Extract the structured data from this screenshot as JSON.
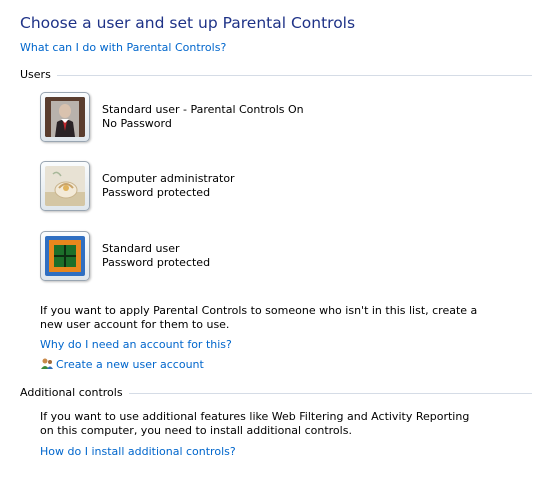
{
  "title": "Choose a user and set up Parental Controls",
  "help_link": "What can I do with Parental Controls?",
  "sections": {
    "users": "Users",
    "additional": "Additional controls"
  },
  "users": [
    {
      "role": "Standard user - Parental Controls On",
      "password": "No Password",
      "icon": "person-photo"
    },
    {
      "role": "Computer administrator",
      "password": "Password protected",
      "icon": "shell-photo"
    },
    {
      "role": "Standard user",
      "password": "Password protected",
      "icon": "window-tile"
    }
  ],
  "info_text": "If you want to apply Parental Controls to someone who isn't in this list, create a new user account for them to use.",
  "why_link": "Why do I need an account for this?",
  "create_link": "Create a new user account",
  "additional_text": "If you want to use additional features like Web Filtering and Activity Reporting on this computer, you need to install additional controls.",
  "install_link": "How do I install additional controls?",
  "colors": {
    "title": "#1e3287",
    "link": "#0066cc"
  }
}
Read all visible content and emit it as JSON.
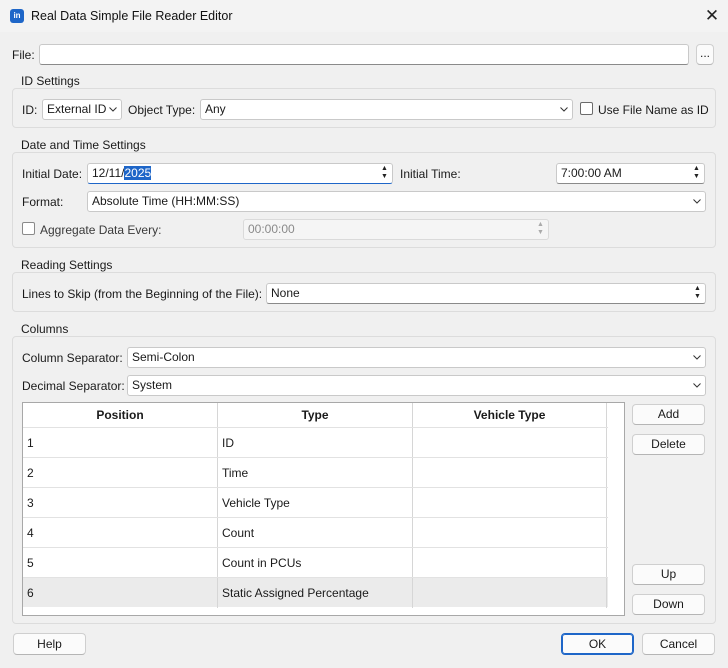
{
  "window": {
    "title": "Real Data Simple File Reader Editor",
    "app_icon_glyph": "in"
  },
  "file": {
    "label": "File:",
    "value": "",
    "browse_label": "..."
  },
  "id_settings": {
    "title": "ID Settings",
    "id_label": "ID:",
    "id_value": "External ID",
    "object_type_label": "Object Type:",
    "object_type_value": "Any",
    "use_file_name_label": "Use File Name as ID",
    "use_file_name_checked": false
  },
  "date_time": {
    "title": "Date and Time Settings",
    "initial_date_label": "Initial Date:",
    "initial_date_prefix": "12/11/",
    "initial_date_selected": "2025",
    "initial_time_label": "Initial Time:",
    "initial_time_value": "7:00:00 AM",
    "format_label": "Format:",
    "format_value": "Absolute Time (HH:MM:SS)",
    "aggregate_label": "Aggregate Data Every:",
    "aggregate_checked": false,
    "aggregate_value": "00:00:00"
  },
  "reading": {
    "title": "Reading Settings",
    "lines_label": "Lines to Skip (from the Beginning of the File):",
    "lines_value": "None"
  },
  "columns": {
    "title": "Columns",
    "separator_label": "Column Separator:",
    "separator_value": "Semi-Colon",
    "decimal_label": "Decimal Separator:",
    "decimal_value": "System",
    "headers": [
      "Position",
      "Type",
      "Vehicle Type"
    ],
    "rows": [
      {
        "position": "1",
        "type": "ID",
        "vehicle_type": ""
      },
      {
        "position": "2",
        "type": "Time",
        "vehicle_type": ""
      },
      {
        "position": "3",
        "type": "Vehicle Type",
        "vehicle_type": ""
      },
      {
        "position": "4",
        "type": "Count",
        "vehicle_type": ""
      },
      {
        "position": "5",
        "type": "Count in PCUs",
        "vehicle_type": ""
      },
      {
        "position": "6",
        "type": "Static Assigned Percentage",
        "vehicle_type": ""
      }
    ],
    "add_label": "Add",
    "delete_label": "Delete",
    "up_label": "Up",
    "down_label": "Down"
  },
  "footer": {
    "help_label": "Help",
    "ok_label": "OK",
    "cancel_label": "Cancel"
  },
  "colors": {
    "accent": "#1e66c8",
    "selected_row": "#ebebeb"
  }
}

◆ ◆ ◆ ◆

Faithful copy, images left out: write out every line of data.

Solution:
Extract the structured data from this screenshot as JSON.
{
  "title": "Choose a user and set up Parental Controls",
  "help_link": "What can I do with Parental Controls?",
  "sections": {
    "users": "Users",
    "additional": "Additional controls"
  },
  "users": [
    {
      "role": "Standard user - Parental Controls On",
      "password": "No Password",
      "icon": "person-photo"
    },
    {
      "role": "Computer administrator",
      "password": "Password protected",
      "icon": "shell-photo"
    },
    {
      "role": "Standard user",
      "password": "Password protected",
      "icon": "window-tile"
    }
  ],
  "info_text": "If you want to apply Parental Controls to someone who isn't in this list, create a new user account for them to use.",
  "why_link": "Why do I need an account for this?",
  "create_link": "Create a new user account",
  "additional_text": "If you want to use additional features like Web Filtering and Activity Reporting on this computer, you need to install additional controls.",
  "install_link": "How do I install additional controls?",
  "colors": {
    "title": "#1e3287",
    "link": "#0066cc"
  }
}
Read all visible content and emit it as JSON.
{
  "window": {
    "title": "Real Data Simple File Reader Editor",
    "app_icon_glyph": "in"
  },
  "file": {
    "label": "File:",
    "value": "",
    "browse_label": "..."
  },
  "id_settings": {
    "title": "ID Settings",
    "id_label": "ID:",
    "id_value": "External ID",
    "object_type_label": "Object Type:",
    "object_type_value": "Any",
    "use_file_name_label": "Use File Name as ID",
    "use_file_name_checked": false
  },
  "date_time": {
    "title": "Date and Time Settings",
    "initial_date_label": "Initial Date:",
    "initial_date_prefix": "12/11/",
    "initial_date_selected": "2025",
    "initial_time_label": "Initial Time:",
    "initial_time_value": "7:00:00 AM",
    "format_label": "Format:",
    "format_value": "Absolute Time (HH:MM:SS)",
    "aggregate_label": "Aggregate Data Every:",
    "aggregate_checked": false,
    "aggregate_value": "00:00:00"
  },
  "reading": {
    "title": "Reading Settings",
    "lines_label": "Lines to Skip (from the Beginning of the File):",
    "lines_value": "None"
  },
  "columns": {
    "title": "Columns",
    "separator_label": "Column Separator:",
    "separator_value": "Semi-Colon",
    "decimal_label": "Decimal Separator:",
    "decimal_value": "System",
    "headers": [
      "Position",
      "Type",
      "Vehicle Type"
    ],
    "rows": [
      {
        "position": "1",
        "type": "ID",
        "vehicle_type": ""
      },
      {
        "position": "2",
        "type": "Time",
        "vehicle_type": ""
      },
      {
        "position": "3",
        "type": "Vehicle Type",
        "vehicle_type": ""
      },
      {
        "position": "4",
        "type": "Count",
        "vehicle_type": ""
      },
      {
        "position": "5",
        "type": "Count in PCUs",
        "vehicle_type": ""
      },
      {
        "position": "6",
        "type": "Static Assigned Percentage",
        "vehicle_type": ""
      }
    ],
    "add_label": "Add",
    "delete_label": "Delete",
    "up_label": "Up",
    "down_label": "Down"
  },
  "footer": {
    "help_label": "Help",
    "ok_label": "OK",
    "cancel_label": "Cancel"
  },
  "colors": {
    "accent": "#1e66c8",
    "selected_row": "#ebebeb"
  }
}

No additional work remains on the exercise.